This is the border between Myanmar, also known as Burma, and Bangladesh.

In recent weeks, thousands of people have fled their homes in Myanmar with almost no possessions and entered a country in the grip of terrible floods.

Many more remain stranded in border areas without food, water or shelter.

Hundreds of people from Myanmar, some carrying umbrellas, stand in a muddy field

© K.K. Nayan/ICRC

A recent surge of violence in Myanmar has seen approximately 379,000 people cross the border to Bangladesh in just a few weeks.

Such migration is not new. Since 1993, 400,000 to 500,000 people have fled to the Cox’s Bazar area of Bangladesh from Rakhine state in Myanmar.

But the recent surge in numbers has triggered a severe crisis as people arrive exhausted, dehydrated and without food.

Since December 2016, the British Red Cross has been working with our colleagues in the Bangladesh Red Crescent to provide food, clean water, shelter materials and medical support.

The Red Crescent has increased its response efforts to help another 10,000 new arrivals with emergency food.

Life in makeshift camps

A man from Myanmar carries a bag of relief food on his shoulder

© K.K. Nayan/ICRC

Over 156,000 people are living in makeshift camps in Cox’s Bazar. The poor conditions means the threat of disease looms large.

The Red Crescent is focusing its support on families living in these camps.

They have already provided food to around 75,000 people, as well as other essential items such as water containers and blankets.

“The new residents have come to an area where local resources and public services were already limited,” said Oliver Behn, who heads up British Red Cross work in Asia.

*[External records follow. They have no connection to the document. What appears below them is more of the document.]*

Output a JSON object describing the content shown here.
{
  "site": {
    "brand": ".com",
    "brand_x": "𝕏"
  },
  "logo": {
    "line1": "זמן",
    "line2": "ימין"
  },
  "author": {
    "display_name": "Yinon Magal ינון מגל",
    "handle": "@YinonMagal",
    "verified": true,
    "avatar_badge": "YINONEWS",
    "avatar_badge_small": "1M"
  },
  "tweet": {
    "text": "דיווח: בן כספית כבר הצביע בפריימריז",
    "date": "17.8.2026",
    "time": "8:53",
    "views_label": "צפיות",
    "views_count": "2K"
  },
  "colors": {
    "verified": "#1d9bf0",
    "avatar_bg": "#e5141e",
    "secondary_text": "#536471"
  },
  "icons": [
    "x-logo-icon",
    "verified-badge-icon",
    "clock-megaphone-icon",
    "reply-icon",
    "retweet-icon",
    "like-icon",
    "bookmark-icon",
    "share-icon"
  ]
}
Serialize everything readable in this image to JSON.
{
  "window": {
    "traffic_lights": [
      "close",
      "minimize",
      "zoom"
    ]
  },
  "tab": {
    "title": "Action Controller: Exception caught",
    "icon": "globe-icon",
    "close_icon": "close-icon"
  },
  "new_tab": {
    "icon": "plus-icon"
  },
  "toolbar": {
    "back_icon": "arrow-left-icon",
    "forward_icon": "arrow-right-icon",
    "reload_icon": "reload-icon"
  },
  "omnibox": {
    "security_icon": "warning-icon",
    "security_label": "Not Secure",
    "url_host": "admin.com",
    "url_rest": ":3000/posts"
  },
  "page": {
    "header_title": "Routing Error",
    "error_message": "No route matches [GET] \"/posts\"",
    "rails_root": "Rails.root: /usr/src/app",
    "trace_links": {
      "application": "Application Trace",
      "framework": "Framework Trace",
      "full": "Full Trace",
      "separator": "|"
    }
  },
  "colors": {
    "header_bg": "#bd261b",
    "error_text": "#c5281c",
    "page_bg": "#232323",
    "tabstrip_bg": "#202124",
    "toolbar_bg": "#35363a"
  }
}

“Basic services, including food, education, health care, water and sanitation, are now under even greater strain. People are facing unbearable conditions.

“Together with our partners across the Red Cross Movement, we are doing what we can to help the new arrivals from Myanmar in this tragic situation.”

Cash grants give extra support

A woman and children from Myanmar hold and eat from small plastic bag of food

© AJ Ghani/Bangladesh Red Crescent

In addition to helping people meet their basic needs for food, water and shelter, the Red Crescent will soon be giving cash grants to the new arrivals.

People can use them to buy extra food for their families in local markets and even to start small businesses so they can earn a living again.

For those who are ill, the Red Crescent has mobile medical teams and the International Committee of the Red Cross (ICRC) is working with health facilities to improve their services.

The two organisations are also helping people who became separated from loved ones when they fled Myanmar.

Together, they are tracing missing family members and providing ‘safe and well’ messages for families.

Monsoon season causes additional hardship

A woman who fled Myanmar scoops up dirty water from a puddle as a group of children look on

© K.K. Nayan/ICRC

Bangladesh experiences heavy monsoon rains every year. But this year’s rains were coupled with much heavier flooding than usual in many parts of Bangladesh.

“The wet conditions are particularly difficult for those who fled Rakhine with few possessions and are living in temporary shelters,” added Behn.

“We have responded by providing 4,000 tarpaulins to give them some shelter.

“At the same time, many people are emotionally distressed because of the fighting and trauma they have witnessed.

“To help, the Red Crescent has trained 25 volunteers in how to give psychological and emotional support to people in need.”